Automatic assembly is expected to be commonplace in the future, with companies easily combining multi-part installations with mixes of both, 3D printed plastic and metal components. Because of conditions like different manufacturing levels, there is presently no super printer that can do such things simultaneously, i.e. printing of metal and plastic parts. However, as automation grows, there is business potential for a more streamlined assembly system in which there is the simultaneous production of both, metals and plastics. This will help the automobile industry by allowing manufacturers to print objects into plastic components, create wear-resistant components, capture energy, apply chemical treatment, and even create plastic portions of conductors or engines.
Coding visual details into textures rendered in 3D
Using advanced 3D printing, companies would be able to encrypt confidential data in the surface layer itself, offering a larger data volume than just the bar code. This is one approach to publicly or secretively name apart so that all humans and computers can decipher it depending on the appearance or direction of the points. For instance, 3D printing millions of copies of a serial number scattered over a part’s surface so that it is either concealed or uniformly obvious.
Sustainable development to be business-driven
If industrial 3D manufacturing overlaps with production, the effect on the world will be enormous, since almost one-third of carbon dioxide emissions are connected to processing and delivery. Best 3D printing software would allow the manufacturing sector to generate less pollution, fewer inventories, and less carbon dioxide. All throughout the product’s life cycle, designers and manufacturers will reconsider construction to use fewer resources and minimize waste by combining parts and using dynamic figures to create lightweight products. This phenomenon may further decrease vehicle and airplane weight and increase fuel performance that will offset greenhouse gas pollution and electricity usage.
3D printing to boost vehicle electrification

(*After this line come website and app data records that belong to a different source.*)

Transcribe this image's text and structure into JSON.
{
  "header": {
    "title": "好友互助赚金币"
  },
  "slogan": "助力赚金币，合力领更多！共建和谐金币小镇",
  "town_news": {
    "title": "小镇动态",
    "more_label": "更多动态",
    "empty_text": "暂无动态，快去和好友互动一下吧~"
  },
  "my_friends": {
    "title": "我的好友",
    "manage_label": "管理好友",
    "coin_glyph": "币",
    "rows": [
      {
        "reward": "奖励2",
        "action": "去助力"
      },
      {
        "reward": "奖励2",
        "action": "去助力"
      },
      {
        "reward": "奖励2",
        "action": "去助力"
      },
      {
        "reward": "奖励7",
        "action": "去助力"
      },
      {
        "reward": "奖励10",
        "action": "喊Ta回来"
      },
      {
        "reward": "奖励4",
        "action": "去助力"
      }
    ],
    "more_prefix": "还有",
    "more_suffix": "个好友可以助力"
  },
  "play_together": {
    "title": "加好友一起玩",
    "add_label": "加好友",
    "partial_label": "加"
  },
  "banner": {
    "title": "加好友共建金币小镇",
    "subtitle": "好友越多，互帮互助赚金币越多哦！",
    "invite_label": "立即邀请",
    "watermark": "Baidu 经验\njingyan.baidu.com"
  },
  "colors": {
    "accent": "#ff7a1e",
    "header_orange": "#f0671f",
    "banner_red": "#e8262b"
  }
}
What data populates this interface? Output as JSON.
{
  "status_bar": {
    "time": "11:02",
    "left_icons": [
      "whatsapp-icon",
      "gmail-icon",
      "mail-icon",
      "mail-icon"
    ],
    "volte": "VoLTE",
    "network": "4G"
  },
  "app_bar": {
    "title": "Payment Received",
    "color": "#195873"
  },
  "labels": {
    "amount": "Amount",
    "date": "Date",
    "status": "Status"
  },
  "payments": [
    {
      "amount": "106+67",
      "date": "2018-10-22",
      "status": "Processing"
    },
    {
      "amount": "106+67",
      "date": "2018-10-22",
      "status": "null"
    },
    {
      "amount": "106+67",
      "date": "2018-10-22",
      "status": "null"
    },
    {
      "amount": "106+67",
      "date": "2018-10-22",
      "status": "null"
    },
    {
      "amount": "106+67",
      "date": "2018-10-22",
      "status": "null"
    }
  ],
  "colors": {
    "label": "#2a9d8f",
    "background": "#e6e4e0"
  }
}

Increasingly, manufacturers look to 3D printing software and digital technology to better survive in a period of transition, when the market is going through its greatest shift in more than 100 years and shifting away from the petrol & diesel engines to electric cars. If the adoption of electric cars grows, manufacturers will begin to unleash the capabilities of both, metal and plastic 3D printing technologies to accelerate their design and production in order to achieve ambitious targets.
Software for moving digital output to new heights
Advances in data analytics and automation can enable increased device management and component efficiency, leading to better customer results. Industry businesses are building API hooks to create a flexible environment for consumers and partners, which includes individualized goods designed for purpose. Furthermore, suppliers will be able to exploit customized biometric data for product production, enabling additional functionality such as component traceability across the supply chain, automated inventory and spare parts control, and mobile manufacturing closer to the actual customer.
3D printing to increase efficiencies in the supply chain
Digital distribution technology and locally manufacturing stuff have not always worked out. Ultimately, companies need to evaluate where root processing is most effective in the supply chain–whether it is close to endusers or close to the center of content production. A significant illustration of this is with packaging from the 2D world. Cardboard boxes offer a classic case of usage and expansion demand for digital printing, as there are important similarities to final pieces 3D printing.